◆ **Work instructions**
Go through the records below and write each one out again unchanged.

[Data about app and page elements]
━━━━━━━━━━

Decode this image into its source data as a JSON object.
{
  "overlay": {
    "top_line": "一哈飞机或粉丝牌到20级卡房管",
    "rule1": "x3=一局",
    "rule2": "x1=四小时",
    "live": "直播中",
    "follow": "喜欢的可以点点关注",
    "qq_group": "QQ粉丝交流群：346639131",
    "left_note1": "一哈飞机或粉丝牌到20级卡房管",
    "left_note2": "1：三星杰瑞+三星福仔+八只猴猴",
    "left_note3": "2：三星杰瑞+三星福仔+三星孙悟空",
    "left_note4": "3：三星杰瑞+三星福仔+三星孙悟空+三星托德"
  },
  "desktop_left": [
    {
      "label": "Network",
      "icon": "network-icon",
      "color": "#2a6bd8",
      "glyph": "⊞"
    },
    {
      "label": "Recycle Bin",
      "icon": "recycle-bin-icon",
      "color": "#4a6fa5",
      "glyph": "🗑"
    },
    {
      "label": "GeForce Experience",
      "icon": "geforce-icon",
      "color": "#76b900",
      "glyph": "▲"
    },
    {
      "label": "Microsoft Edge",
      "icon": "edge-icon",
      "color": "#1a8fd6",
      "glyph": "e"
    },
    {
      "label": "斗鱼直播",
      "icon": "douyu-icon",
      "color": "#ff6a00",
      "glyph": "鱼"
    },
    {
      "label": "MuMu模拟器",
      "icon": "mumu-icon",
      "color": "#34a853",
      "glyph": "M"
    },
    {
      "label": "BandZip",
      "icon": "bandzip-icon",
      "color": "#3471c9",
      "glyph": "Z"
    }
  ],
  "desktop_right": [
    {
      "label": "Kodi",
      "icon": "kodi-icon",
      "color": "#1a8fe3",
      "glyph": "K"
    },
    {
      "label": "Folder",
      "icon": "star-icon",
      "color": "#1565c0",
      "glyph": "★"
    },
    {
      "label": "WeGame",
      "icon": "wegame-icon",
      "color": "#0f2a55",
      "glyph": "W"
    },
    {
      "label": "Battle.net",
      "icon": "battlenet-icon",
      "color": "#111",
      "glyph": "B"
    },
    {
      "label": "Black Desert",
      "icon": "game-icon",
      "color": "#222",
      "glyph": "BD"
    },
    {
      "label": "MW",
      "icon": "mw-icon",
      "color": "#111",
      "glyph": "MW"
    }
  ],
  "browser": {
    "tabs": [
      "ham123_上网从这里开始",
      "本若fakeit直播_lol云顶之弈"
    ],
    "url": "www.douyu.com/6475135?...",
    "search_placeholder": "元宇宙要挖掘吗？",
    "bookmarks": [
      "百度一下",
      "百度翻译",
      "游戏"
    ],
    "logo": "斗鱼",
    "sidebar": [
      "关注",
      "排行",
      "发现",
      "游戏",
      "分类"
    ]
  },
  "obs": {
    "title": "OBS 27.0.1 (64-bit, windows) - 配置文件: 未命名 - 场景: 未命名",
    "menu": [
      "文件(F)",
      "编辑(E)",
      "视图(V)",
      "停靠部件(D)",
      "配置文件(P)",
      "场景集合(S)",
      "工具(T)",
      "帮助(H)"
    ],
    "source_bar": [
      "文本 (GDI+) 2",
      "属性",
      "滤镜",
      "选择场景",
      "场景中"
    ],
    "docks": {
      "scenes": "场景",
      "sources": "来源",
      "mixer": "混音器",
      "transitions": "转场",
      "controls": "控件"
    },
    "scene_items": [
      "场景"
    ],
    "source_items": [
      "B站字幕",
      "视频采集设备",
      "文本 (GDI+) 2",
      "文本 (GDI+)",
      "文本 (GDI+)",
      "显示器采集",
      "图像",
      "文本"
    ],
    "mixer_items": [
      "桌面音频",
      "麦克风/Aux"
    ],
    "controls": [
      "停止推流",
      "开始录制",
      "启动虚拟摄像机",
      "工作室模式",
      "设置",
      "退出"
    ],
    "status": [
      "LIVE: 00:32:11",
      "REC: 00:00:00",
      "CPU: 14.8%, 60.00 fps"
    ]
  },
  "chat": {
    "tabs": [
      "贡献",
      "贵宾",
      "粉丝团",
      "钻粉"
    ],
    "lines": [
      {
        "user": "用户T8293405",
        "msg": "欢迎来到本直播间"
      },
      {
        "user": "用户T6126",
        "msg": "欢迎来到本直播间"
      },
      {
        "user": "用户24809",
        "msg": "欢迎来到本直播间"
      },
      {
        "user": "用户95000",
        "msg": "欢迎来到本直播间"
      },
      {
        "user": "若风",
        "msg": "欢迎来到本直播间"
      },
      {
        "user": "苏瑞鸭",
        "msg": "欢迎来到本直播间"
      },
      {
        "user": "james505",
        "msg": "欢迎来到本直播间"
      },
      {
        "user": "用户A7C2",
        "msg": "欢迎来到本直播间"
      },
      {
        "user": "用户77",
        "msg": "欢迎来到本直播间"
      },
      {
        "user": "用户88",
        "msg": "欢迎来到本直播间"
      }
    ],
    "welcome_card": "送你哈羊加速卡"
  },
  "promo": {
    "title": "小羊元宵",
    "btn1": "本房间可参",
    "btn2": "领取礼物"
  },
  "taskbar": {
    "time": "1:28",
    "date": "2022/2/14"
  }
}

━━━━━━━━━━

◆ **Output of the exercise**
Decode this image into its source data as a JSON object.
{
  "overlay": {
    "top_line": "一哈飞机或粉丝牌到20级卡房管",
    "rule1": "x3=一局",
    "rule2": "x1=四小时",
    "live": "直播中",
    "follow": "喜欢的可以点点关注",
    "qq_group": "QQ粉丝交流群：346639131",
    "left_note1": "一哈飞机或粉丝牌到20级卡房管",
    "left_note2": "1：三星杰瑞+三星福仔+八只猴猴",
    "left_note3": "2：三星杰瑞+三星福仔+三星孙悟空",
    "left_note4": "3：三星杰瑞+三星福仔+三星孙悟空+三星托德"
  },
  "desktop_left": [
    {
      "label": "Network",
      "icon": "network-icon",
      "color": "#2a6bd8",
      "glyph": "⊞"
    },
    {
      "label": "Recycle Bin",
      "icon": "recycle-bin-icon",
      "color": "#4a6fa5",
      "glyph": "🗑"
    },
    {
      "label": "GeForce Experience",
      "icon": "geforce-icon",
      "color": "#76b900",
      "glyph": "▲"
    },
    {
      "label": "Microsoft Edge",
      "icon": "edge-icon",
      "color": "#1a8fd6",
      "glyph": "e"
    },
    {
      "label": "斗鱼直播",
      "icon": "douyu-icon",
      "color": "#ff6a00",
      "glyph": "鱼"
    },
    {
      "label": "MuMu模拟器",
      "icon": "mumu-icon",
      "color": "#34a853",
      "glyph": "M"
    },
    {
      "label": "BandZip",
      "icon": "bandzip-icon",
      "color": "#3471c9",
      "glyph": "Z"
    }
  ],
  "desktop_right": [
    {
      "label": "Kodi",
      "icon": "kodi-icon",
      "color": "#1a8fe3",
      "glyph": "K"
    },
    {
      "label": "Folder",
      "icon": "star-icon",
      "color": "#1565c0",
      "glyph": "★"
    },
    {
      "label": "WeGame",
      "icon": "wegame-icon",
      "color": "#0f2a55",
      "glyph": "W"
    },
    {
      "label": "Battle.net",
      "icon": "battlenet-icon",
      "color": "#111",
      "glyph": "B"
    },
    {
      "label": "Black Desert",
      "icon": "game-icon",
      "color": "#222",
      "glyph": "BD"
    },
    {
      "label": "MW",
      "icon": "mw-icon",
      "color": "#111",
      "glyph": "MW"
    }
  ],
  "browser": {
    "tabs": [
      "ham123_上网从这里开始",
      "本若fakeit直播_lol云顶之弈"
    ],
    "url": "www.douyu.com/6475135?...",
    "search_placeholder": "元宇宙要挖掘吗？",
    "bookmarks": [
      "百度一下",
      "百度翻译",
      "游戏"
    ],
    "logo": "斗鱼",
    "sidebar": [
      "关注",
      "排行",
      "发现",
      "游戏",
      "分类"
    ]
  },
  "obs": {
    "title": "OBS 27.0.1 (64-bit, windows) - 配置文件: 未命名 - 场景: 未命名",
    "menu": [
      "文件(F)",
      "编辑(E)",
      "视图(V)",
      "停靠部件(D)",
      "配置文件(P)",
      "场景集合(S)",
      "工具(T)",
      "帮助(H)"
    ],
    "source_bar": [
      "文本 (GDI+) 2",
      "属性",
      "滤镜",
      "选择场景",
      "场景中"
    ],
    "docks": {
      "scenes": "场景",
      "sources": "来源",
      "mixer": "混音器",
      "transitions": "转场",
      "controls": "控件"
    },
    "scene_items": [
      "场景"
    ],
    "source_items": [
      "B站字幕",
      "视频采集设备",
      "文本 (GDI+) 2",
      "文本 (GDI+)",
      "文本 (GDI+)",
      "显示器采集",
      "图像",
      "文本"
    ],
    "mixer_items": [
      "桌面音频",
      "麦克风/Aux"
    ],
    "controls": [
      "停止推流",
      "开始录制",
      "启动虚拟摄像机",
      "工作室模式",
      "设置",
      "退出"
    ],
    "status": [
      "LIVE: 00:32:11",
      "REC: 00:00:00",
      "CPU: 14.8%, 60.00 fps"
    ]
  },
  "chat": {
    "tabs": [
      "贡献",
      "贵宾",
      "粉丝团",
      "钻粉"
    ],
    "lines": [
      {
        "user": "用户T8293405",
        "msg": "欢迎来到本直播间"
      },
      {
        "user": "用户T6126",
        "msg": "欢迎来到本直播间"
      },
      {
        "user": "用户24809",
        "msg": "欢迎来到本直播间"
      },
      {
        "user": "用户95000",
        "msg": "欢迎来到本直播间"
      },
      {
        "user": "若风",
        "msg": "欢迎来到本直播间"
      },
      {
        "user": "苏瑞鸭",
        "msg": "欢迎来到本直播间"
      },
      {
        "user": "james505",
        "msg": "欢迎来到本直播间"
      },
      {
        "user": "用户A7C2",
        "msg": "欢迎来到本直播间"
      },
      {
        "user": "用户77",
        "msg": "欢迎来到本直播间"
      },
      {
        "user": "用户88",
        "msg": "欢迎来到本直播间"
      }
    ],
    "welcome_card": "送你哈羊加速卡"
  },
  "promo": {
    "title": "小羊元宵",
    "btn1": "本房间可参",
    "btn2": "领取礼物"
  },
  "taskbar": {
    "time": "1:28",
    "date": "2022/2/14"
  }
}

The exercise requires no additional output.